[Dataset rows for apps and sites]
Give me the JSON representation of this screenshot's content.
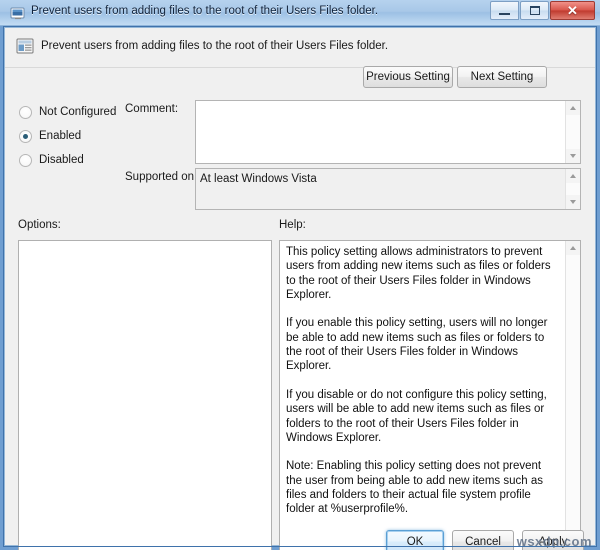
{
  "window": {
    "title": "Prevent users from adding files to the root of their Users Files folder.",
    "title_icon": "policy-shortcut-icon",
    "controls": {
      "minimize": "minimize-icon",
      "maximize": "maximize-icon",
      "close_label": "✕"
    }
  },
  "header": {
    "icon": "policy-setting-icon",
    "policy_name": "Prevent users from adding files to the root of their Users Files folder.",
    "previous_setting_label": "Previous Setting",
    "next_setting_label": "Next Setting"
  },
  "state": {
    "options": [
      {
        "label": "Not Configured",
        "selected": false
      },
      {
        "label": "Enabled",
        "selected": true
      },
      {
        "label": "Disabled",
        "selected": false
      }
    ],
    "selected_state": "Enabled"
  },
  "comment": {
    "label": "Comment:",
    "value": "",
    "placeholder": ""
  },
  "supported_on": {
    "label": "Supported on:",
    "value": "At least Windows Vista"
  },
  "options_section": {
    "label": "Options:",
    "content": ""
  },
  "help_section": {
    "label": "Help:",
    "text": "This policy setting allows administrators to prevent users from adding new items such as files or folders to the root of their Users Files folder in Windows Explorer.\n\nIf you enable this policy setting, users will no longer be able to add new items such as files or folders to the root of their Users Files folder in Windows Explorer.\n\nIf you disable or do not configure this policy setting, users will be able to add new items such as files or folders to the root of their Users Files folder in Windows Explorer.\n\nNote: Enabling this policy setting does not prevent the user from being able to add new items such as files and folders to their actual file system profile folder at %userprofile%."
  },
  "footer": {
    "ok_label": "OK",
    "cancel_label": "Cancel",
    "apply_label": "Apply"
  },
  "watermark": "wsxdn.com",
  "colors": {
    "frame": "#6f9ed1",
    "title_gradient_top": "#b6d2ee",
    "close_button": "#c0392b",
    "radio_dot": "#2a5d77",
    "focus_ring": "#5a9fd4",
    "client_background": "#f0f0f0"
  }
}
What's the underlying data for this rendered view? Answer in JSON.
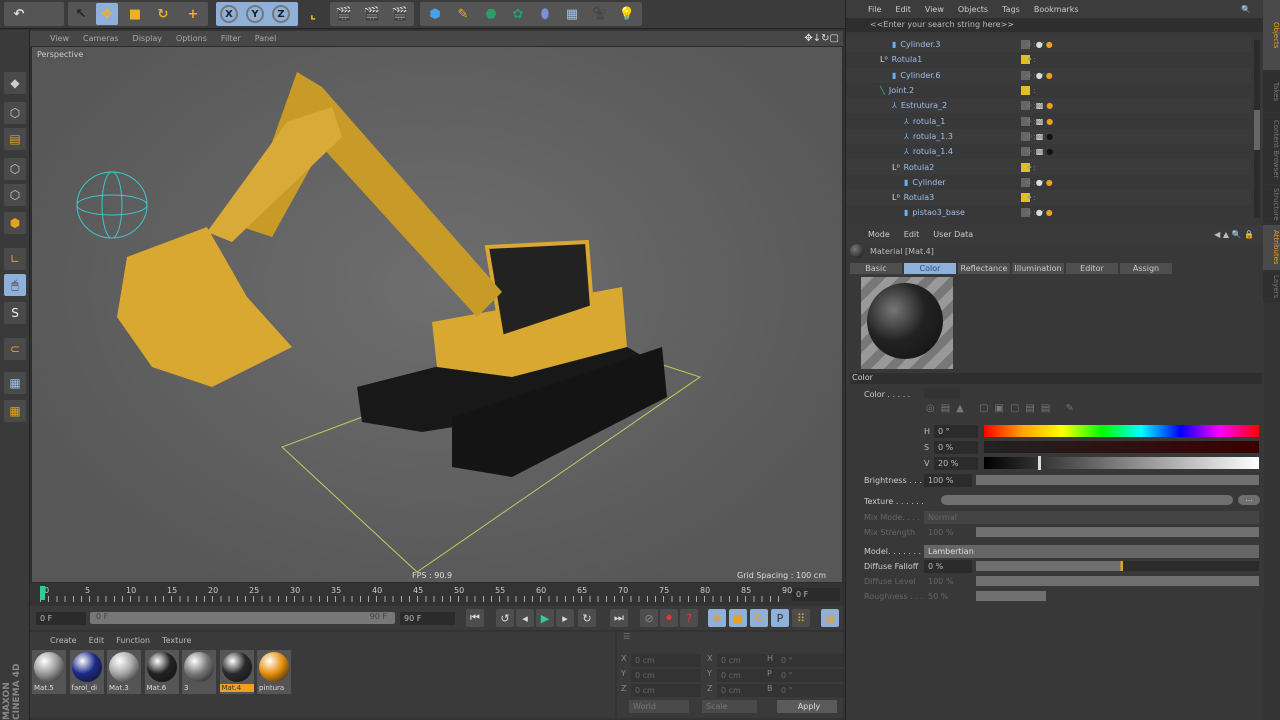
{
  "toolbar": {
    "axes": [
      "X",
      "Y",
      "Z"
    ]
  },
  "viewport": {
    "menu": [
      "View",
      "Cameras",
      "Display",
      "Options",
      "Filter",
      "Panel"
    ],
    "camera": "Perspective",
    "fps": "FPS : 90.9",
    "grid": "Grid Spacing : 100 cm"
  },
  "timeline": {
    "ticks": [
      "0",
      "5",
      "10",
      "15",
      "20",
      "25",
      "30",
      "35",
      "40",
      "45",
      "50",
      "55",
      "60",
      "65",
      "70",
      "75",
      "80",
      "85",
      "90"
    ],
    "current": "0 F",
    "start": "0 F",
    "range_start": "0 F",
    "range_end": "90 F",
    "end": "90 F"
  },
  "materials": {
    "menu": [
      "Create",
      "Edit",
      "Function",
      "Texture"
    ],
    "items": [
      {
        "name": "Mat.5",
        "color": "#9a9a9a",
        "selected": false
      },
      {
        "name": "farol_di",
        "color": "#1b2a8a",
        "selected": false
      },
      {
        "name": "Mat.3",
        "color": "#a8a8a8",
        "selected": false
      },
      {
        "name": "Mat.6",
        "color": "#222222",
        "selected": false
      },
      {
        "name": "3",
        "color": "#7a7a7a",
        "selected": false
      },
      {
        "name": "Mat.4",
        "color": "#2a2a2a",
        "selected": true
      },
      {
        "name": "pintura",
        "color": "#e89010",
        "selected": false
      }
    ]
  },
  "coords": {
    "rows": [
      [
        "X",
        "0 cm",
        "X",
        "0 cm",
        "H",
        "0 °"
      ],
      [
        "Y",
        "0 cm",
        "Y",
        "0 cm",
        "P",
        "0 °"
      ],
      [
        "Z",
        "0 cm",
        "Z",
        "0 cm",
        "B",
        "0 °"
      ]
    ],
    "world": "World",
    "scale": "Scale",
    "apply": "Apply"
  },
  "brand": "MAXON CINEMA 4D",
  "objects": {
    "menu": [
      "File",
      "Edit",
      "View",
      "Objects",
      "Tags",
      "Bookmarks"
    ],
    "search": "<<Enter your search string here>>",
    "rows": [
      {
        "name": "Cylinder.3",
        "indent": 3,
        "type": "cyl"
      },
      {
        "name": "Rotula1",
        "indent": 2,
        "type": "null"
      },
      {
        "name": "Cylinder.6",
        "indent": 3,
        "type": "cyl"
      },
      {
        "name": "Joint.2",
        "indent": 2,
        "type": "joint"
      },
      {
        "name": "Estrutura_2",
        "indent": 3,
        "type": "struct"
      },
      {
        "name": "rotula_1",
        "indent": 4,
        "type": "struct"
      },
      {
        "name": "rotula_1.3",
        "indent": 4,
        "type": "struct"
      },
      {
        "name": "rotula_1.4",
        "indent": 4,
        "type": "struct"
      },
      {
        "name": "Rotula2",
        "indent": 3,
        "type": "null"
      },
      {
        "name": "Cylinder",
        "indent": 4,
        "type": "cyl"
      },
      {
        "name": "Rotula3",
        "indent": 3,
        "type": "null"
      },
      {
        "name": "pistao3_base",
        "indent": 4,
        "type": "cyl"
      }
    ]
  },
  "attributes": {
    "menu": [
      "Mode",
      "Edit",
      "User Data"
    ],
    "title": "Material [Mat.4]",
    "tabs": [
      "Basic",
      "Color",
      "Reflectance",
      "Illumination",
      "Editor",
      "Assign"
    ],
    "active_tab": "Color",
    "section": "Color",
    "color_label": "Color . . . . .",
    "h_label": "H",
    "h": "0 °",
    "s_label": "S",
    "s": "0 %",
    "v_label": "V",
    "v": "20 %",
    "v_fraction": 0.2,
    "brightness_label": "Brightness . . .",
    "brightness": "100 %",
    "texture_label": "Texture . . . . . .",
    "texture_btn": "...",
    "mix_mode_label": "Mix Mode. . . .",
    "mix_mode": "Normal",
    "mix_strength_label": "Mix Strength",
    "mix_strength": "100 %",
    "model_label": "Model. . . . . . .",
    "model": "Lambertian",
    "diffuse_falloff_label": "Diffuse Falloff",
    "diffuse_falloff": "0 %",
    "diffuse_level_label": "Diffuse Level",
    "diffuse_level": "100 %",
    "roughness_label": "Roughness . . .",
    "roughness": "50 %"
  },
  "side_tabs": [
    "Objects",
    "Takes",
    "Content Browser",
    "Structure",
    "Attributes",
    "Layers"
  ],
  "colors": {
    "accent": "#8fb0d8",
    "orange": "#f0a020"
  }
}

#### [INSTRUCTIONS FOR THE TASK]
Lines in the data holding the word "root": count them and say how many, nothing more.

#### [RESPONSE]
3